One early advantage, at least for now: It’s free to use at launch. Facebook has said it would commit $5 million to jumpstart Bulletin and promote more local journalism. Because it is still new, there isn’t a lot known about the invite-only platform. But it will incorporate Facebook’s own payment system Facebook Pay, and the company has said writers can take their subscriptions with them should they choose to leave the platform.
Similar to the potential with Revue, Bulletin could differentiate itself by offering tools and a wider potential network through the vast Facebook platform. There are some interesting ways in which the service could integrate it with Facebook pages and groups, for example.
This week, Bulletin added its next batch of 30 writers, including Nobel Prize laureate Malala Yousafzai and TV journalist Alina Cho.
Buttondown was a side project in 2017 by Stripe engineering manager Justin Duke. It can get technical to use, but is an affordable option compared to other platforms. Duke had been writing his own newsletter but didn’t like how the existing tools worked. So he created a minimalist tool offering free or paid subscription options through Stripe, analytics tools and the ability to build embedded Tweets and photos. It charges $5 per month for every 1,000 subscribers.
There’s also an emphasis on data privacy. As Duke writes on his site, “Most email and newsletter tools operate under one of two business models: They are venture-backed, forcing them to achieve scale and profitability at the expense of usability or privacy. They are designed for large corporations, who spend tens of thousands of dollars a month to create complex automation workflows based on subscriber actions.”
Duke makes the active spending on Buttondown public, which comes out to about $2,133 in monthly costs to run the service.
None of the above
Some writers will alternatively go with none of the above tools, and choose a custom route by using a combination of an email marketing platform, publishing platform and some sort of payment service. Mailchimp, WordPress, Tumblr, Medium are some of the most popular. Going this route could mean more work and more costs for the writers, but this could be the best option if none of the newsletter tools fit their needs.

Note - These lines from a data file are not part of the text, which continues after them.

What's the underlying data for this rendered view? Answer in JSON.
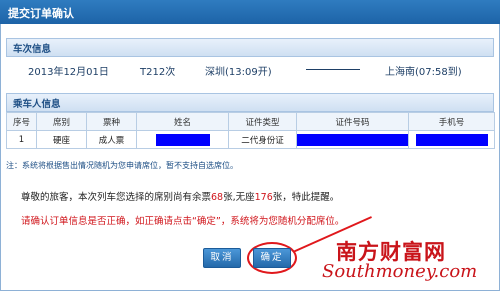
{
  "window": {
    "title": "提交订单确认"
  },
  "train_section": {
    "header": "车次信息",
    "date": "2013年12月01日",
    "train_no": "T212次",
    "depart": "深圳(13:09开)",
    "arrive": "上海南(07:58到)"
  },
  "passenger_section": {
    "header": "乘车人信息",
    "columns": [
      "序号",
      "席别",
      "票种",
      "姓名",
      "证件类型",
      "证件号码",
      "手机号"
    ],
    "rows": [
      {
        "no": "1",
        "seat": "硬座",
        "ticket": "成人票",
        "id_type": "二代身份证"
      }
    ]
  },
  "note": "注：系统将根据售出情况随机为您申请席位，暂不支持自选席位。",
  "message": {
    "part1": "尊敬的旅客，本次列车您选择的席别尚有余票",
    "count1": "68",
    "part2": "张,无座",
    "count2": "176",
    "part3": "张，特此提醒。"
  },
  "warning": "请确认订单信息是否正确，如正确请点击“确定”，系统将为您随机分配席位。",
  "buttons": {
    "cancel": "取消",
    "ok": "确定"
  },
  "watermark": {
    "cn": "南方财富网",
    "en": "Southmoney.com"
  },
  "colors": {
    "titlebar": "#1d63a7",
    "warning": "#d0151b",
    "redaction": "#0000ff"
  }
}
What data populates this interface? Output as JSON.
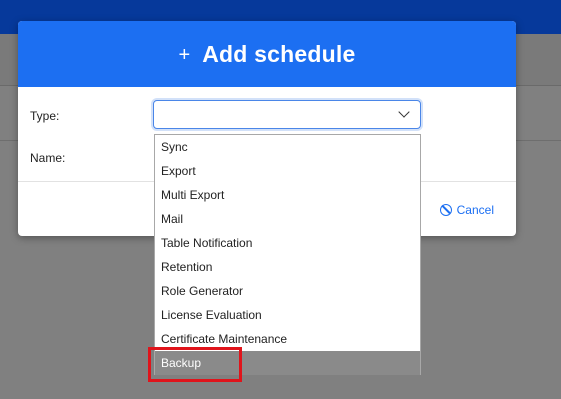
{
  "modal": {
    "title": "Add schedule",
    "plus_icon": "+",
    "icon_names": {
      "add": "plus-icon",
      "cancel": "ban-icon",
      "dropdown": "chevron-down-icon"
    }
  },
  "form": {
    "type_label": "Type:",
    "name_label": "Name:",
    "type_value": ""
  },
  "dropdown": {
    "options": [
      "Sync",
      "Export",
      "Multi Export",
      "Mail",
      "Table Notification",
      "Retention",
      "Role Generator",
      "License Evaluation",
      "Certificate Maintenance",
      "Backup"
    ],
    "highlighted": "Backup"
  },
  "footer": {
    "cancel_label": "Cancel"
  },
  "colors": {
    "header_blue": "#1c6ff2",
    "app_topbar": "#06399b",
    "annotation_red": "#e0141b"
  }
}
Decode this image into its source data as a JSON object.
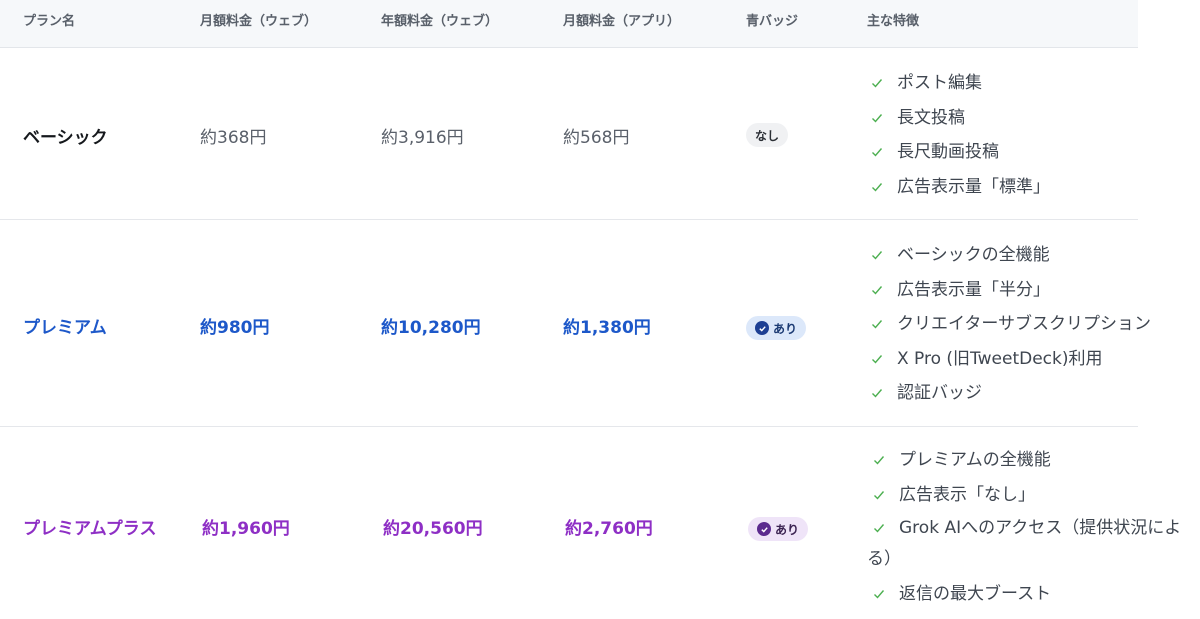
{
  "header": {
    "plan_name": "プラン名",
    "monthly_web": "月額料金（ウェブ）",
    "annual_web": "年額料金（ウェブ）",
    "monthly_app": "月額料金（アプリ）",
    "blue_badge": "青バッジ",
    "main_features": "主な特徴"
  },
  "colors": {
    "premium_blue": "#1d58c9",
    "premium_plus_purple": "#8e2fc5",
    "check_green": "#4caf50"
  },
  "plans": [
    {
      "name": "ベーシック",
      "monthly_web": "約368円",
      "annual_web": "約3,916円",
      "monthly_app": "約568円",
      "badge": "なし",
      "features": [
        "ポスト編集",
        "長文投稿",
        "長尺動画投稿",
        "広告表示量「標準」"
      ]
    },
    {
      "name": "プレミアム",
      "monthly_web": "約980円",
      "annual_web": "約10,280円",
      "monthly_app": "約1,380円",
      "badge": "あり",
      "badge_icon": "verified-check-icon",
      "features": [
        "ベーシックの全機能",
        "広告表示量「半分」",
        "クリエイターサブスクリプション",
        "X Pro (旧TweetDeck)利用",
        "認証バッジ"
      ]
    },
    {
      "name": "プレミアムプラス",
      "monthly_web": "約1,960円",
      "annual_web": "約20,560円",
      "monthly_app": "約2,760円",
      "badge": "あり",
      "badge_icon": "verified-check-icon",
      "features": [
        "プレミアムの全機能",
        "広告表示「なし」",
        "Grok AIへのアクセス（提供状況による）",
        "返信の最大ブースト"
      ]
    }
  ]
}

“There are more upfront costs and technical headaches to this approach, but some people really love the level of control this affords,” Owens said.